It works something like this : When you take that first big gulp of a martini, your body rewards your bloodstream with a big gulp of endorphins, and that feels good. This positive feedback and the resulting quest for more endorphins is what makes one drink taste so good, and the urge for another so great. It’s this positive feedback loop that makes shots follow beer, the third martini follow the second, and the scotch follow the wine.

Naltrexone, however, puts a stop to all that. By way of pharmacology, it stops that feedback loop — it blocks the endorphin rush. You don’t get the same rush of sheer pleasure from drink. The reward goes away, the feedback loop is severed, and after a few months (if you keep taking the pill and if you keep drinking) something called “extinction” occurs: The body completely forgets that alcohol and big rushes of endorphins are related at all. And thus, the compelling urge to drink — and drink and drink and drink more — evaporates.

Sometimes I’ll realize it’s ten o’clock and it’s just occurred to me that a glass of wine might be nice . That used to happen at five o’clock.

And with no compelling urge, no feedback loop, no positive reinforcement, no rushes of endorphins, you are free to sit down, relax, and have a big glass of wine. Or a gorgeous glass of scotch. You can savor your drink, enjoy its relaxing properties, marvel at how great it tastes, enjoy the lively conversation it brings. Without rushing it, being driven by it or urged on by it. It’s no longer a demon, it’s merely a drink.

All of a sudden, you drink like a normal person. Not like someone who’s training for a gold medal in the sport. Weirdest part of the naltrexone Sinclair Method? It only works if you keep drinking. Pill, drink, pill, drink … and then nine months later …

The difference in consumption manifests in a few different ways. Sometimes I’ll realize it’s ten o’clock and it’s just occurred to me that a glass of wine might be nice . That used to happen at five o’clock. Or sometimes, I’ll realize it’s eleven o’clock and I’m only halfway through a bottle of wine that I opened at four in the afternoon — unheard of a year ago. I’ll find myself going out for drinks with friends after work, having two or three or four, and then walking right past the liquor store on the way home perfectly content without having anything else to drink that night — before, I used to love nightcaps at home.

I used to worry that I might become a full-blown, card-carrying alcoholic in that most 1950s sense of the word.

On all fronts, I am drinking less alcohol and spending less of my time drinking, here and there, and it all adds up to fifty to seventy-five percent fewer drinks. Painlessly and without want.

I’ve always been open about this. For years, I used to worry about my drinking. I used to worry that it would get out of hand. That it would lead to problems in my life — my work, my friends, or my family. I used to worry that it might get ahold of me and take over. That, basically, I might someday, years from now, become a full-blown, card-carrying alcoholic in that most 1950s sense of the word. Blake Edwards’ and Jack Lemmon’s Days of Wine and Roses, seven seasons of Rescue Me and Don Draper’s firing certainly had me scared stiff of the life of a recovering, abstaining “AA Alcoholic.”

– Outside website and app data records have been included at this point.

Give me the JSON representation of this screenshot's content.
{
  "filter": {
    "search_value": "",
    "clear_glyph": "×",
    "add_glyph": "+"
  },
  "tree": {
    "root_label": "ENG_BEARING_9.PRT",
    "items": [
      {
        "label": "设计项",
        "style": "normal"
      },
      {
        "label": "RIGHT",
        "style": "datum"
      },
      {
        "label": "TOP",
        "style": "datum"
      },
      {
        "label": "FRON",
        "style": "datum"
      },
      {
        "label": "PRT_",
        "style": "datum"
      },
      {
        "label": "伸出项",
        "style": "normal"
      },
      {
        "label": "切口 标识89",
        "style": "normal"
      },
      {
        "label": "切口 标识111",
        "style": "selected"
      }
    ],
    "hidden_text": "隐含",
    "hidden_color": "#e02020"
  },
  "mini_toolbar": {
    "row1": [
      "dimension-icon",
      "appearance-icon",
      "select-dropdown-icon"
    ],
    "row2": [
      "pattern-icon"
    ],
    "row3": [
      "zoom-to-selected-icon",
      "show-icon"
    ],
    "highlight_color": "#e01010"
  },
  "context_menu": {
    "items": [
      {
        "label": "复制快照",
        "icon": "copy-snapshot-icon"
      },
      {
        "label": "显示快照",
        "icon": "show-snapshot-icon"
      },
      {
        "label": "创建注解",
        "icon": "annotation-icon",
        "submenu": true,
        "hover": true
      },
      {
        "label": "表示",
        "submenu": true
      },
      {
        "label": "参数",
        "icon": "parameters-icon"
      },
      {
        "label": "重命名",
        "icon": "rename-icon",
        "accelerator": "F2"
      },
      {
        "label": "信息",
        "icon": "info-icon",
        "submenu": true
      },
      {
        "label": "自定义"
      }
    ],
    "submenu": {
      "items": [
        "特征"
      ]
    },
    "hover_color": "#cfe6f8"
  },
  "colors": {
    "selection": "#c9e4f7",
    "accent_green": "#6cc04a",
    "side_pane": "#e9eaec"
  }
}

Not anymore. I have no worries. I have no guilt, reservations or concerns. I drink what I want, when I want, as much as I want, without a care in the world.

I’m sharing this because I know a lot of people who drink a lot. People who drink a lot tend to know others who drink a lot, and I’ve noticed something with a lot of my drink-a-lot friends: A lot of them (sometimes privately, sometimes publicly) wish they drank a lot less.

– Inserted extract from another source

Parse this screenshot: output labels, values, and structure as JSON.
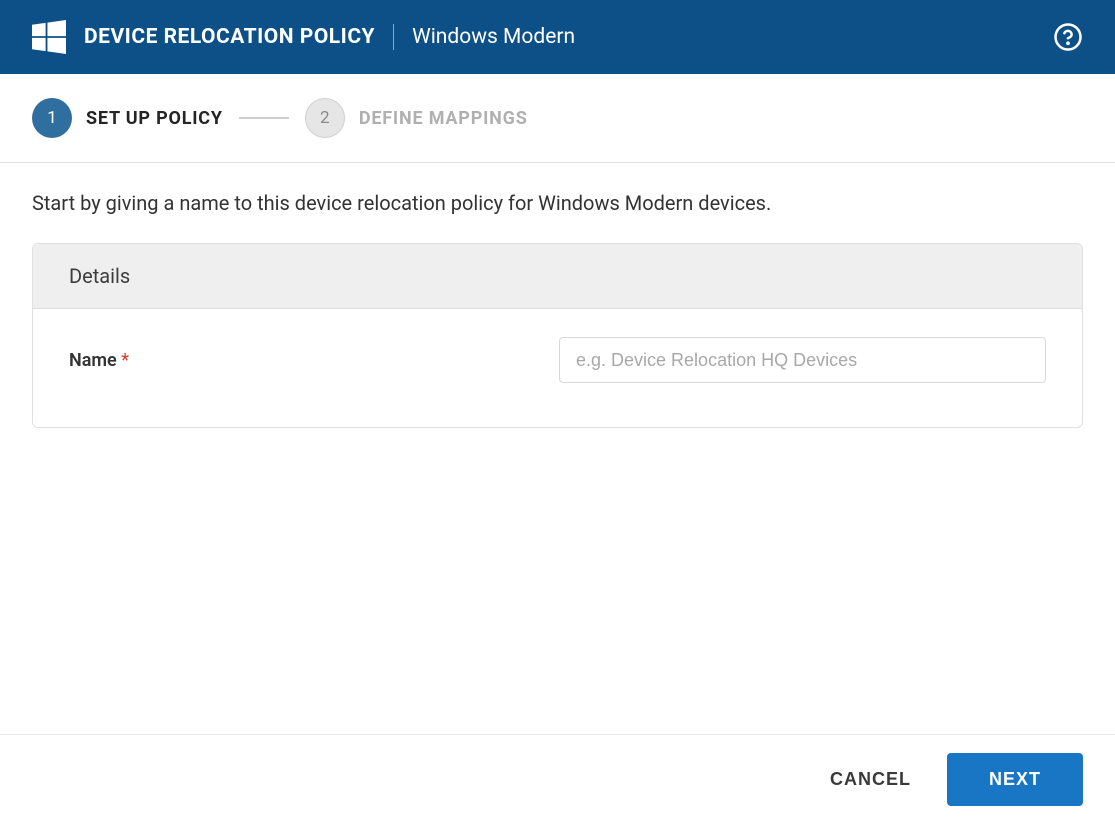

When I hear this, I tell them about my experience with naltrexone and the Sinclair Method. I urge them to look it up and talk about it with their doctors. And a few of them have.

If it’s something you’re interested in, I’d urge you to check into it. It’s a painless process, and naltrexone is pretty much free of side effects, well-understood, widely available in generic form and covered by most insurers. There’s not much downside to be considered. I mean, the worst that’s going to happen is that you keep drinking what you already drink.

At best, you’ll be able to drink as much as you like — or as little.

You can read more about the Sinclair Method on Wikipedia.